(TASK STATEMENT):
Return the records below word for word.

(DATA TO USE):
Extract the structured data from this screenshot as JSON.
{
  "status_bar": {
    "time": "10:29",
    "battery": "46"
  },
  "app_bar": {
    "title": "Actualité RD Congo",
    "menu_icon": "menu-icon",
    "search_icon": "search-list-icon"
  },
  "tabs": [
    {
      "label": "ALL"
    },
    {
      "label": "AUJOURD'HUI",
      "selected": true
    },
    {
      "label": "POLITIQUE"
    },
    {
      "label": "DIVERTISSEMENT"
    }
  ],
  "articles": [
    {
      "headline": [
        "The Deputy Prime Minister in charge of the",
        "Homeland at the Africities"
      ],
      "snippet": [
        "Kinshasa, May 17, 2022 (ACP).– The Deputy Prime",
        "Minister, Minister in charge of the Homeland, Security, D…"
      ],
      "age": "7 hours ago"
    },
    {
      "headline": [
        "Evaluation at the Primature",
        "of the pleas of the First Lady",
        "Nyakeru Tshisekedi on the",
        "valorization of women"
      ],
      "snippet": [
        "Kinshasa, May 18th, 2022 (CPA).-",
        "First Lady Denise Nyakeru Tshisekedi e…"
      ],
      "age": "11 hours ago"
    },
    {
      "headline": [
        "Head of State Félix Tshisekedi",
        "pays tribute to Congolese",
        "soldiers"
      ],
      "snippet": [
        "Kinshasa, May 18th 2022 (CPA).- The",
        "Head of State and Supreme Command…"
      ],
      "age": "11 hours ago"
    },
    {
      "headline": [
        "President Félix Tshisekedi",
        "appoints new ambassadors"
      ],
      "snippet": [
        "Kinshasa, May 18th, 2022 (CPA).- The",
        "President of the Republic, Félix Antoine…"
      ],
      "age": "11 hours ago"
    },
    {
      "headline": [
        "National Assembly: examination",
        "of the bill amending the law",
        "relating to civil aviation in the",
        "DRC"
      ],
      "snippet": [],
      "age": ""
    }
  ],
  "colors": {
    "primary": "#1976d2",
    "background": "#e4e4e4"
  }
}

(WRITTEN SOLUTION):
Extract the structured data from this screenshot as JSON.
{
  "status_bar": {
    "time": "10:29",
    "battery": "46"
  },
  "app_bar": {
    "title": "Actualité RD Congo",
    "menu_icon": "menu-icon",
    "search_icon": "search-list-icon"
  },
  "tabs": [
    {
      "label": "ALL"
    },
    {
      "label": "AUJOURD'HUI",
      "selected": true
    },
    {
      "label": "POLITIQUE"
    },
    {
      "label": "DIVERTISSEMENT"
    }
  ],
  "articles": [
    {
      "headline": [
        "The Deputy Prime Minister in charge of the",
        "Homeland at the Africities"
      ],
      "snippet": [
        "Kinshasa, May 17, 2022 (ACP).– The Deputy Prime",
        "Minister, Minister in charge of the Homeland, Security, D…"
      ],
      "age": "7 hours ago"
    },
    {
      "headline": [
        "Evaluation at the Primature",
        "of the pleas of the First Lady",
        "Nyakeru Tshisekedi on the",
        "valorization of women"
      ],
      "snippet": [
        "Kinshasa, May 18th, 2022 (CPA).-",
        "First Lady Denise Nyakeru Tshisekedi e…"
      ],
      "age": "11 hours ago"
    },
    {
      "headline": [
        "Head of State Félix Tshisekedi",
        "pays tribute to Congolese",
        "soldiers"
      ],
      "snippet": [
        "Kinshasa, May 18th 2022 (CPA).- The",
        "Head of State and Supreme Command…"
      ],
      "age": "11 hours ago"
    },
    {
      "headline": [
        "President Félix Tshisekedi",
        "appoints new ambassadors"
      ],
      "snippet": [
        "Kinshasa, May 18th, 2022 (CPA).- The",
        "President of the Republic, Félix Antoine…"
      ],
      "age": "11 hours ago"
    },
    {
      "headline": [
        "National Assembly: examination",
        "of the bill amending the law",
        "relating to civil aviation in the",
        "DRC"
      ],
      "snippet": [],
      "age": ""
    }
  ],
  "colors": {
    "primary": "#1976d2",
    "background": "#e4e4e4"
  }
}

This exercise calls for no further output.